While he finally frees himself from his “Casablanca dreams” after proposing dispassionately to Sofia, “I think we can help one another,” Sofia’s escape from a traumatic fate is induced only by external forces. Left behind by her family like a severed limb in urgent self-preservation, she weeps in isolation until a friendly voice moves her to action. Her character is defined by that tendency to succumb to her idealization of her lineage; she subjects herself to “dirty” work in public houses to sustain her family despite their willingness to cut her off. Sofia’s idyllic memories of her past shows an instinct for happiness, however, she remains servile to those images of the good old way.
Nevertheless, Kazuo Ishiguro’s script offers more than a nihilistic portrait of two very impractical people. Opposite Todd Jackson is Matsuda, a fierce dreamer in his own right, a Japanese nationalist who realizes the grand vision of his beloved country. While the politically impotent Todd attempts to escape his chaotic reality, Matsuda engineers his “broader canvas” for imperialist Japan. Matsuda is a counterpoint to the metaphorically blind Todd just as Aunt Vera (Vanessa Redgrave) and Uncle Peter (John Wood) provide a realist counterpoint to a self-abnegating Sofia. At the center of the screenplay, with its historically turbulent backdrop, is a stage for the drama of dreamers versus realists.
So, how do you conclude such a dialectical drama? Wouldn’t the story find a more gratifying ending with the catharsis of acknowledged love for our two protagonists, like with Rick and Ilsa in Casablanca? There is a scene that approaches this climax, when Todd “sees” Sofia’s face with his hands, but it goes no further than this respectable physical contact, this courtesy for the blind man. Instead of utilizing the romantic love angle, Ishiguro ties the loose ends with a minor character, Katya.

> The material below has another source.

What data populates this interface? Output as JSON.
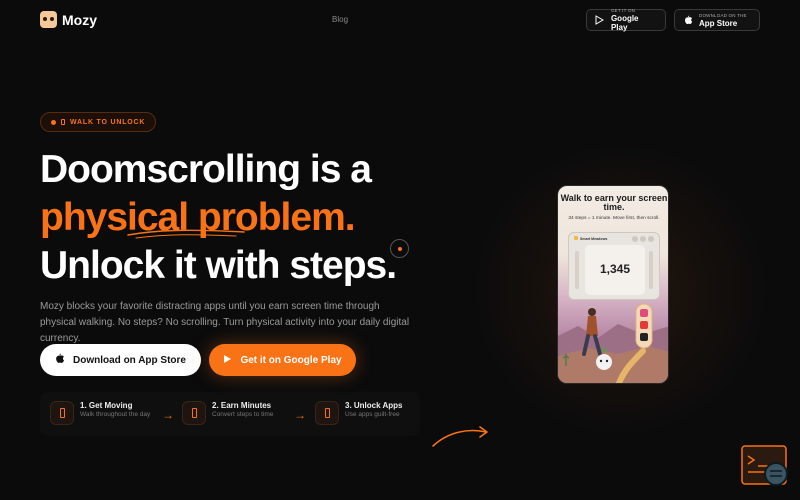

The key to The White Countess, its ideology, is revealed after Katya looks into several sepia-toned plate glass pictures at the docks to Soo Chow. Her imagination sparks an animated sequence that prominently features three major elements: a lead musician producing an oboe-sounding tune, a harmonious three-member family, and a phoenix. Katya’s a dreamer too, and a pure dreamer at that. The approximate realization of her impressionistic images is the final scene where she looks up at the trumpeter during the exodus to Macau with Todd and Sofia, her new family dynamic. The new family prospers after all, as the phoenix prophesied, and they have a Chinese equivalent of a “happily ever after” ending.
Looking past our damaged protagonists who appear beyond love and happiness, Ishiguro offers hope for their next generation in Katya and her optimistic images. Despite the recurring form of the phoenix, a decidedly Chinese icon, the hope in Katya is a universal sentiment shared by parents the world over. With such an uplifting final message, The White Countess escapes movie categories except the label of a Merchant-Ivory auteur film. This is one of Merchant-Ivory’s more assessable films.
Guan-Soon Khoo attended Penang Free School in Malaysia and, later, Susquehanna University and Lehigh University in Pennsylvania, USA. He holds an MS in Mechanical Engineering and minored in Film at some point. He’s an enthusiast of the close-up and subscribes to the Bazinian myth of cinema-reality, much to his students’ sporadic ambivalence and occasional dismay. He enjoys the visual aesthetic of Mann and Lynch. He often quotes from The Archers’s “I Know Where I’m Going!” Currently, he lectures on film as a part-time adjunct faculty.